Today we celebrate the epic poem entitled “Beowulf“. The poem is in Old English, and it is thought to have been produced between the 8th and 11th centuries. The author is still unknown.
“Beowulf” can be a bit challenging the first time around, so I put together some resources to make the journey a little less gray-hair-producing.
To start off, Project Gutenberg offers a free, modern translation of the text: “Beowulf: A Modern Version“.
If you need a little class-like guidance, check out Story.com’s video lecture: “Beowulf: Story, Characters, and Old English”. The lesson is only about six minutes long, which is perfect if you simply need a little direction.
The British Library’s website has a digital copy of the “Beowulf” manuscript in their collection: “Beowulf: Manuscript”. It’s centuries old, yet gets more amazing every time I look at it.
I’m pretty sure it’s against some literary law to read “Beowulf” without actually hearing it in Old English. Open Culture has compiled a couple different readings of it: “Hear ‘Beowulf’ Read in the Original Old English: How Many Words Do You Recognize?” I was fortunate enough to have my first study of the poem with a professor who actually speak in Old English. How amazing is that? I don’t think I started to truly appreciate the poem until I heard her read it aloud. Serious goosebumps.
And finally, here’s a piece from The New Yorker about J.R.R. Tolkien’s translation of “Beowulf”: “Slaying Monsters: Tolkien’s ‘Beowulf‘ “. After reading this article, I had even more love for Tolkien.

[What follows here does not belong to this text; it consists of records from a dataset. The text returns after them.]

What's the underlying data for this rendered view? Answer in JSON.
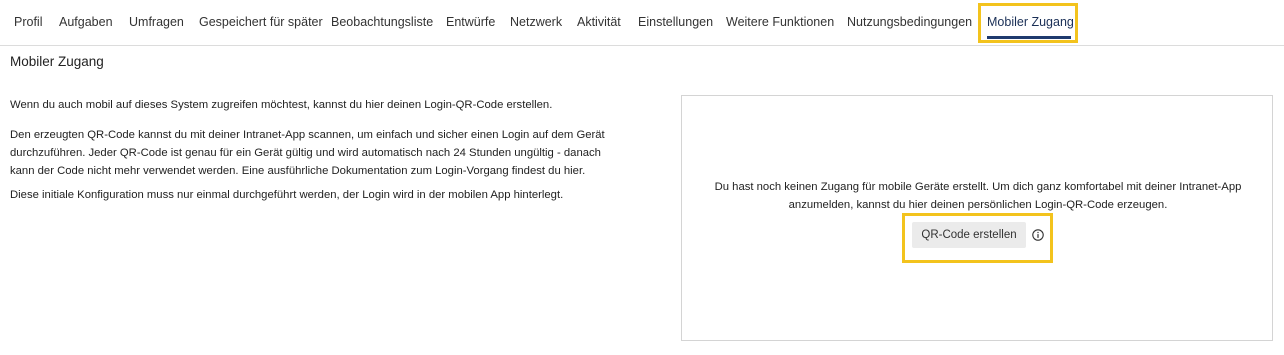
{
  "tabs": [
    {
      "label": "Profil"
    },
    {
      "label": "Aufgaben"
    },
    {
      "label": "Umfragen"
    },
    {
      "label": "Gespeichert für später"
    },
    {
      "label": "Beobachtungsliste"
    },
    {
      "label": "Entwürfe"
    },
    {
      "label": "Netzwerk"
    },
    {
      "label": "Aktivität"
    },
    {
      "label": "Einstellungen"
    },
    {
      "label": "Weitere Funktionen"
    },
    {
      "label": "Nutzungsbedingungen"
    },
    {
      "label": "Mobiler Zugang",
      "active": true
    }
  ],
  "page": {
    "title": "Mobiler Zugang",
    "intro": "Wenn du auch mobil auf dieses System zugreifen möchtest, kannst du hier deinen Login-QR-Code erstellen.",
    "details_lines": [
      "Den erzeugten QR-Code kannst du mit deiner Intranet-App scannen, um einfach und sicher einen Login auf dem Gerät",
      "durchzuführen. Jeder QR-Code ist genau für ein Gerät gültig und wird automatisch nach 24 Stunden ungültig - danach",
      "kann der Code nicht mehr verwendet werden. Eine ausführliche Dokumentation zum Login-Vorgang findest du hier."
    ],
    "note": "Diese initiale Konfiguration muss nur einmal durchgeführt werden, der Login wird in der mobilen App hinterlegt."
  },
  "card": {
    "message_lines": [
      "Du hast noch keinen Zugang für mobile Geräte erstellt. Um dich ganz komfortabel mit deiner Intranet-App",
      "anzumelden, kannst du hier deinen persönlichen Login-QR-Code erzeugen."
    ],
    "button_label": "QR-Code erstellen",
    "info_icon": "info-circle-icon"
  },
  "colors": {
    "highlight": "#f3c31d",
    "active_tab_underline": "#1f3a6e",
    "button_bg": "#ebebeb"
  }
}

He was already a total rockstar, but finding out he knew and understood Old English just makes him god-like in my book.
It is finally Friday. Be sure to celebrate it with us by coming back tomorrow for Saturday’s literary quote.